Forty-nine percent of boys and 28 percent of girls reported having been in at least one fight during the past year. A fight was defined as an incident in which two people hit each other or attacked each other with weapons.
Nearly one in five girls--18 percent--reported that someone had tried to force them to have sex against their will outside of school within the year.
Forty-one percent of boys and 24 percent of girls surveyed said they could obtain a handgun if they wanted to.
Twenty-three percent of boys said they had carried a knife to school at least once during the school year, and 7 percent said they carried one daily.
Among boys questioned, 3 percent had carried a handgun to school once in 1987, and 1 percent said they carried one to school daily.
Some National Estimates
Extrapolating from those figures, Mr. Garrison of the National School Safety Center offered estimates of the total level of crime among the 13.5 million students in secondary schools last year.
He calculated that in 1987:
6.6 million boys and 3.7 million girls were involved in a fight.
5 million students were threatened with harm, and 1.7 million were attacked.
Nearly 2 million students were robbed.
More than 5.5 million boys and 3.2 million girls had access to handguns.
945,000 boys carried a knife to school daily, and 135,000 boys carried a gun to school daily.
Mr. Garrison conceded that his estimates were not statistically reliable. Even so, he said, they provide support for "what we've been hearing from police and school officials--the ages of the kids as offenders are going down, and the offenses are getting worse."
'Crimes Against Youths'
The health survey's findings are supported by some little-noticed statistics released last spring by the U.S. Bureau of the Census for the U.S. Bureau of Justice Statistics.
Those statistics, gathered in the Census Bureau's National Crime Survey, indicate that 12- to 19-year-olds are more likely to be victims of crime and violence than any other segment of the population. For example:
One in six youths was the victim of street crime, compared with about one in nine adults.
One of every 18 young people was assaulted, robbed, or raped in 1986--more than double the rate for adults. Of the estimated 1.6 million attempted or completed crimes against juveniles, 40,000 were rapes, 230,000 were robberies, 450,000 were aggravated assaults, and 875,000 were simple assaults.
Only about one-third of all violent crimes committed against youths were reported to police.

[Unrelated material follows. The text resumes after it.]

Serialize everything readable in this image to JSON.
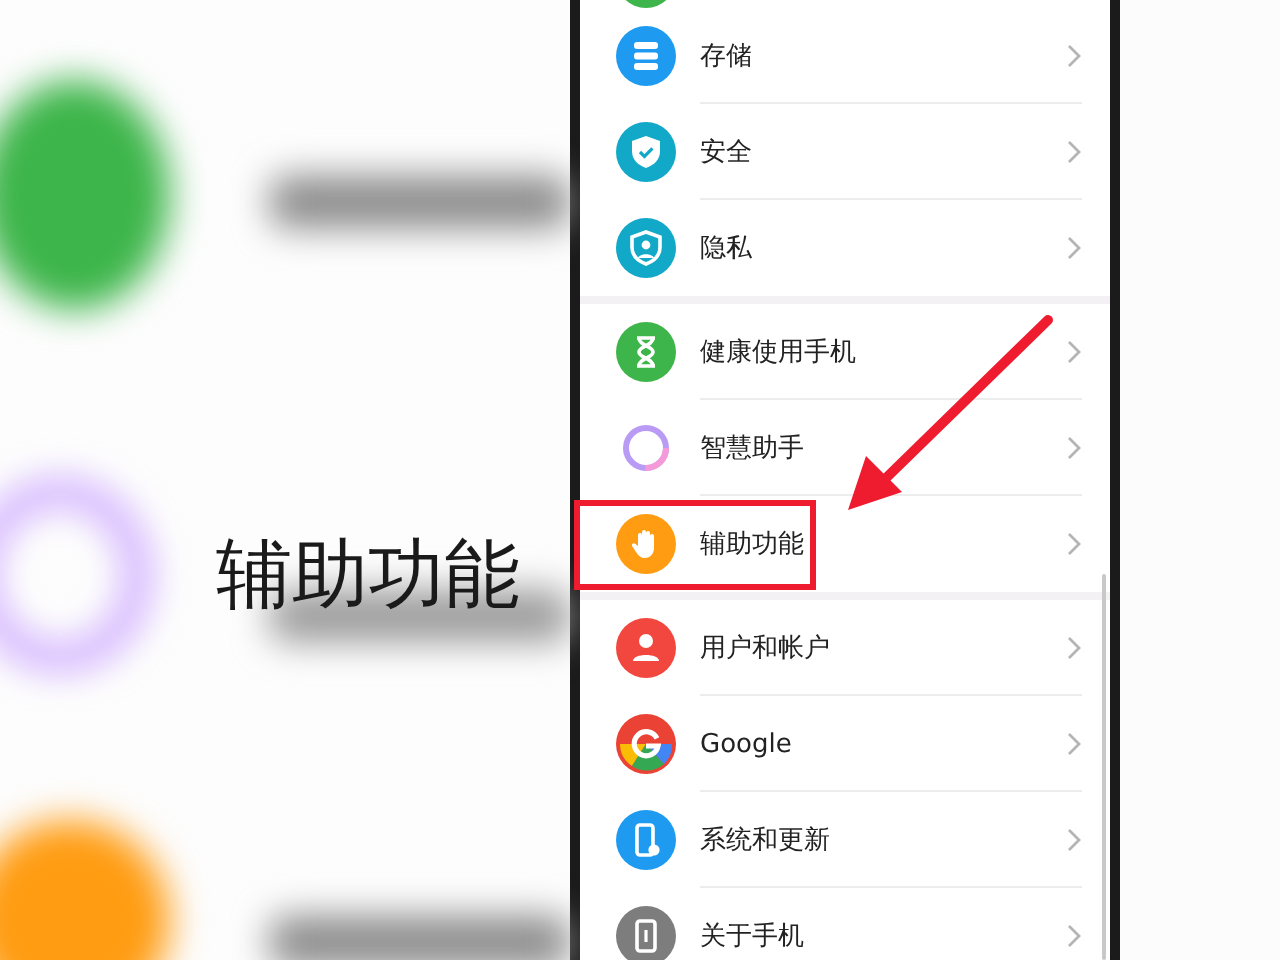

The Census Bureau's survey did not isolate the incidence of violence to the young occurring in or around schools. But it found that, overall, nearly 3 million incidents of attempted or completed "street" crime--assault, robbery, rape, and theft--took place in schools or on campuses during 1986. That figure includes crimes against adults, according to James R. Wetzel, director of the Center for Demographic Studies at the Census Bureau.
Among those school-related incidents were an estimated 61,500 aggravated assaults, of which 25,500 caused injury; 44,000 robberies, 8,700 of which involved injury; and more than 300,000 simple assaults, 80,900 of which involved injury.
More than 70,000 of those incidents involved the use of a weapon--in an estimated 1,700 cases, a gun. More than 590,000 thefts involved the loss of goods or cash valued at $50 or more.
New Data Expected
The findings of the National Crime Survey will be supplemented early next year by a new study measuring young people's perceptions of crime and safety in the nation's schools.
Edwin W. Zedlewski, a staff economist for the National Institute of Justice who is working on the new supplement, said that the questions used in the survey will "tap the same dimensions" as the 1978 nie study. But, he stressed, the supplement will not be a full-fledged follow-up to that study.
"We're convinced that 'Violent Schools, Safe Schools' numbers [estimating school-crime trends] are extraordinarily high, but the National Crime Survey's numbers are extraordinarily low," he said. "The real answer is somewhere in between, and that's where we want to look."
Charles R. Kindermann, associate director of the Bureau of Justice Statistics, said the new supplement will not be based on a sufficiently large survey sample to provide an accurate measurement of school-crime rates.
"I don't want people thinking this is an nie II," he added.